-- DATA EXCERPTS follows --
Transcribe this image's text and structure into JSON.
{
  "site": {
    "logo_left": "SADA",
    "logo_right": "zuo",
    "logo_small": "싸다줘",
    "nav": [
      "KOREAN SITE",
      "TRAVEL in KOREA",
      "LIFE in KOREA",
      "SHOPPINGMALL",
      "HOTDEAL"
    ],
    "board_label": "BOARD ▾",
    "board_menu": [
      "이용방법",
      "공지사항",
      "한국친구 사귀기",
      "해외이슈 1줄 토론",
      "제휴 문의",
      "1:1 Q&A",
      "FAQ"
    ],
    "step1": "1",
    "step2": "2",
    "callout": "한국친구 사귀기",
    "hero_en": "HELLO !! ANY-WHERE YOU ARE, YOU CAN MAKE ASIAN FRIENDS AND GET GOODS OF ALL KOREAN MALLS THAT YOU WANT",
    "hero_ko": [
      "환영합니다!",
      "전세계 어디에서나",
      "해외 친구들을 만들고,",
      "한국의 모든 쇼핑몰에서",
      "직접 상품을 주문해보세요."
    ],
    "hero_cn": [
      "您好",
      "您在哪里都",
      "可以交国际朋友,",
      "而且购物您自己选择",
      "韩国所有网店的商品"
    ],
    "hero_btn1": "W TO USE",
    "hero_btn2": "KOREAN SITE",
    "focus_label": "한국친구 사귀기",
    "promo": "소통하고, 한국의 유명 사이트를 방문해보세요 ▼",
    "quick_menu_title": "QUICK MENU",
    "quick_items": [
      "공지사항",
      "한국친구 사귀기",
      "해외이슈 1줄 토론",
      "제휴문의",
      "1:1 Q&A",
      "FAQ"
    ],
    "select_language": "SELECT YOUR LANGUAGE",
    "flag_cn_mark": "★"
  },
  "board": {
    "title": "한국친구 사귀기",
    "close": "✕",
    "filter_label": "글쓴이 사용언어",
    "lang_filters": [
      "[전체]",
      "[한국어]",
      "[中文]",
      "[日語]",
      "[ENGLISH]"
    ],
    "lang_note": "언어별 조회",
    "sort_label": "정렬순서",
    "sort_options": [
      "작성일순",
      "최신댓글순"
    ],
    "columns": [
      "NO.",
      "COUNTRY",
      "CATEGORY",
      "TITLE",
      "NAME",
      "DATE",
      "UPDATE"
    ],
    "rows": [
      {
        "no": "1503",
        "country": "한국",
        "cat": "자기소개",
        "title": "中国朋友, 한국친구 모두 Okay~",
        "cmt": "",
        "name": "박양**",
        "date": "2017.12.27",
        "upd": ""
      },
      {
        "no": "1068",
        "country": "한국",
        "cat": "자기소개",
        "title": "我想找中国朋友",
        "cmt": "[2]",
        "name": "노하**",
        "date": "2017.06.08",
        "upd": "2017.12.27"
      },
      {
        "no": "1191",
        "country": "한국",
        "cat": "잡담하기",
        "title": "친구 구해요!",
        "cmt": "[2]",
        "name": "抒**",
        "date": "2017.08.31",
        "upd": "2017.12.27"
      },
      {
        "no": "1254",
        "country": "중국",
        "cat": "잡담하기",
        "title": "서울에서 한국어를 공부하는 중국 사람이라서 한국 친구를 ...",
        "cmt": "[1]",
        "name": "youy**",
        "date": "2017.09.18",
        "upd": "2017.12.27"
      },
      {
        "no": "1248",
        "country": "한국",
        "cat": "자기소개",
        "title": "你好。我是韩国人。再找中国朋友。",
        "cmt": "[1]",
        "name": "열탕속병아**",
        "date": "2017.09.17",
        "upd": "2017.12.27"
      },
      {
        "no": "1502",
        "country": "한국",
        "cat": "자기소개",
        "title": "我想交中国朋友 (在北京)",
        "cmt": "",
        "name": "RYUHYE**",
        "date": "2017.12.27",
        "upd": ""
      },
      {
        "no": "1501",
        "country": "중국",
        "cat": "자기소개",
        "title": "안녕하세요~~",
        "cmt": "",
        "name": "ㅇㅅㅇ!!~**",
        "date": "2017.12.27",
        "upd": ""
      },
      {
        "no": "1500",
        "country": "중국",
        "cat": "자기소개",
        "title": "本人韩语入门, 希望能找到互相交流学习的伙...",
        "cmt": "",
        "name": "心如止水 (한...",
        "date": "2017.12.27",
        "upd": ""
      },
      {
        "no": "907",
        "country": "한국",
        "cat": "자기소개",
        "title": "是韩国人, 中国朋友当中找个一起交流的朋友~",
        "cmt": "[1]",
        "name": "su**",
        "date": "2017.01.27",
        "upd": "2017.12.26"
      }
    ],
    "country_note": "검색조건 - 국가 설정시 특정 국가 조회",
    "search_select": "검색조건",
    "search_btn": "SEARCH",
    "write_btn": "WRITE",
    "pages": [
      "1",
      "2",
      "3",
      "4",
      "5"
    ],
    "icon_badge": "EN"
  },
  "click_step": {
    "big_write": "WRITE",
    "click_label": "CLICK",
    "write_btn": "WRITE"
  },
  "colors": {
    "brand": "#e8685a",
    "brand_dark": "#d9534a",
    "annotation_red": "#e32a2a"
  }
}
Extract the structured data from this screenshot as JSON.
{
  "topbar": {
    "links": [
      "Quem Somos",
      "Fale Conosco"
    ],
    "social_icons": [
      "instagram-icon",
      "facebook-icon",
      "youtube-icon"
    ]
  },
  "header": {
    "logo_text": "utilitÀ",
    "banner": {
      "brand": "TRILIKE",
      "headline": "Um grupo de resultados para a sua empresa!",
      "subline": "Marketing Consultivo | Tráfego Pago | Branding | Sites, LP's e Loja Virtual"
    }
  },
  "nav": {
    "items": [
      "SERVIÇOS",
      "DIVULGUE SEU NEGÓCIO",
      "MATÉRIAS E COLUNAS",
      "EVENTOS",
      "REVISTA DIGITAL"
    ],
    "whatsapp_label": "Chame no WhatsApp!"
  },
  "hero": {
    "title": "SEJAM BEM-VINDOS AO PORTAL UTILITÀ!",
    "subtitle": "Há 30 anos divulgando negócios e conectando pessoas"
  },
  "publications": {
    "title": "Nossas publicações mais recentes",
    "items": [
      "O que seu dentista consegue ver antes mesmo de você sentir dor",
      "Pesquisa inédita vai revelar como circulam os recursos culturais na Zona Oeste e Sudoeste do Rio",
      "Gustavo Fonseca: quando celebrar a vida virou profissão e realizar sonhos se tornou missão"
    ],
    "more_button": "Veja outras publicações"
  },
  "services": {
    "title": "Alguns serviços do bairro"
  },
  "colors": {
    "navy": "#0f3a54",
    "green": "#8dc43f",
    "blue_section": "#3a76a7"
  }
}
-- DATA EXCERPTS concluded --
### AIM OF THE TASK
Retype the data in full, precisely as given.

### COMPLETED EXERCISE
Transcribe this image's text and structure into JSON.
{
  "site": {
    "logo_left": "SADA",
    "logo_right": "zuo",
    "logo_small": "싸다줘",
    "nav": [
      "KOREAN SITE",
      "TRAVEL in KOREA",
      "LIFE in KOREA",
      "SHOPPINGMALL",
      "HOTDEAL"
    ],
    "board_label": "BOARD ▾",
    "board_menu": [
      "이용방법",
      "공지사항",
      "한국친구 사귀기",
      "해외이슈 1줄 토론",
      "제휴 문의",
      "1:1 Q&A",
      "FAQ"
    ],
    "step1": "1",
    "step2": "2",
    "callout": "한국친구 사귀기",
    "hero_en": "HELLO !! ANY-WHERE YOU ARE, YOU CAN MAKE ASIAN FRIENDS AND GET GOODS OF ALL KOREAN MALLS THAT YOU WANT",
    "hero_ko": [
      "환영합니다!",
      "전세계 어디에서나",
      "해외 친구들을 만들고,",
      "한국의 모든 쇼핑몰에서",
      "직접 상품을 주문해보세요."
    ],
    "hero_cn": [
      "您好",
      "您在哪里都",
      "可以交国际朋友,",
      "而且购物您自己选择",
      "韩国所有网店的商品"
    ],
    "hero_btn1": "W TO USE",
    "hero_btn2": "KOREAN SITE",
    "focus_label": "한국친구 사귀기",
    "promo": "소통하고, 한국의 유명 사이트를 방문해보세요 ▼",
    "quick_menu_title": "QUICK MENU",
    "quick_items": [
      "공지사항",
      "한국친구 사귀기",
      "해외이슈 1줄 토론",
      "제휴문의",
      "1:1 Q&A",
      "FAQ"
    ],
    "select_language": "SELECT YOUR LANGUAGE",
    "flag_cn_mark": "★"
  },
  "board": {
    "title": "한국친구 사귀기",
    "close": "✕",
    "filter_label": "글쓴이 사용언어",
    "lang_filters": [
      "[전체]",
      "[한국어]",
      "[中文]",
      "[日語]",
      "[ENGLISH]"
    ],
    "lang_note": "언어별 조회",
    "sort_label": "정렬순서",
    "sort_options": [
      "작성일순",
      "최신댓글순"
    ],
    "columns": [
      "NO.",
      "COUNTRY",
      "CATEGORY",
      "TITLE",
      "NAME",
      "DATE",
      "UPDATE"
    ],
    "rows": [
      {
        "no": "1503",
        "country": "한국",
        "cat": "자기소개",
        "title": "中国朋友, 한국친구 모두 Okay~",
        "cmt": "",
        "name": "박양**",
        "date": "2017.12.27",
        "upd": ""
      },
      {
        "no": "1068",
        "country": "한국",
        "cat": "자기소개",
        "title": "我想找中国朋友",
        "cmt": "[2]",
        "name": "노하**",
        "date": "2017.06.08",
        "upd": "2017.12.27"
      },
      {
        "no": "1191",
        "country": "한국",
        "cat": "잡담하기",
        "title": "친구 구해요!",
        "cmt": "[2]",
        "name": "抒**",
        "date": "2017.08.31",
        "upd": "2017.12.27"
      },
      {
        "no": "1254",
        "country": "중국",
        "cat": "잡담하기",
        "title": "서울에서 한국어를 공부하는 중국 사람이라서 한국 친구를 ...",
        "cmt": "[1]",
        "name": "youy**",
        "date": "2017.09.18",
        "upd": "2017.12.27"
      },
      {
        "no": "1248",
        "country": "한국",
        "cat": "자기소개",
        "title": "你好。我是韩国人。再找中国朋友。",
        "cmt": "[1]",
        "name": "열탕속병아**",
        "date": "2017.09.17",
        "upd": "2017.12.27"
      },
      {
        "no": "1502",
        "country": "한국",
        "cat": "자기소개",
        "title": "我想交中国朋友 (在北京)",
        "cmt": "",
        "name": "RYUHYE**",
        "date": "2017.12.27",
        "upd": ""
      },
      {
        "no": "1501",
        "country": "중국",
        "cat": "자기소개",
        "title": "안녕하세요~~",
        "cmt": "",
        "name": "ㅇㅅㅇ!!~**",
        "date": "2017.12.27",
        "upd": ""
      },
      {
        "no": "1500",
        "country": "중국",
        "cat": "자기소개",
        "title": "本人韩语入门, 希望能找到互相交流学习的伙...",
        "cmt": "",
        "name": "心如止水 (한...",
        "date": "2017.12.27",
        "upd": ""
      },
      {
        "no": "907",
        "country": "한국",
        "cat": "자기소개",
        "title": "是韩国人, 中国朋友当中找个一起交流的朋友~",
        "cmt": "[1]",
        "name": "su**",
        "date": "2017.01.27",
        "upd": "2017.12.26"
      }
    ],
    "country_note": "검색조건 - 국가 설정시 특정 국가 조회",
    "search_select": "검색조건",
    "search_btn": "SEARCH",
    "write_btn": "WRITE",
    "pages": [
      "1",
      "2",
      "3",
      "4",
      "5"
    ],
    "icon_badge": "EN"
  },
  "click_step": {
    "big_write": "WRITE",
    "click_label": "CLICK",
    "write_btn": "WRITE"
  },
  "colors": {
    "brand": "#e8685a",
    "brand_dark": "#d9534a",
    "annotation_red": "#e32a2a"
  }
}
Extract the structured data from this screenshot as JSON.
{
  "topbar": {
    "links": [
      "Quem Somos",
      "Fale Conosco"
    ],
    "social_icons": [
      "instagram-icon",
      "facebook-icon",
      "youtube-icon"
    ]
  },
  "header": {
    "logo_text": "utilitÀ",
    "banner": {
      "brand": "TRILIKE",
      "headline": "Um grupo de resultados para a sua empresa!",
      "subline": "Marketing Consultivo | Tráfego Pago | Branding | Sites, LP's e Loja Virtual"
    }
  },
  "nav": {
    "items": [
      "SERVIÇOS",
      "DIVULGUE SEU NEGÓCIO",
      "MATÉRIAS E COLUNAS",
      "EVENTOS",
      "REVISTA DIGITAL"
    ],
    "whatsapp_label": "Chame no WhatsApp!"
  },
  "hero": {
    "title": "SEJAM BEM-VINDOS AO PORTAL UTILITÀ!",
    "subtitle": "Há 30 anos divulgando negócios e conectando pessoas"
  },
  "publications": {
    "title": "Nossas publicações mais recentes",
    "items": [
      "O que seu dentista consegue ver antes mesmo de você sentir dor",
      "Pesquisa inédita vai revelar como circulam os recursos culturais na Zona Oeste e Sudoeste do Rio",
      "Gustavo Fonseca: quando celebrar a vida virou profissão e realizar sonhos se tornou missão"
    ],
    "more_button": "Veja outras publicações"
  },
  "services": {
    "title": "Alguns serviços do bairro"
  },
  "colors": {
    "navy": "#0f3a54",
    "green": "#8dc43f",
    "blue_section": "#3a76a7"
  }
}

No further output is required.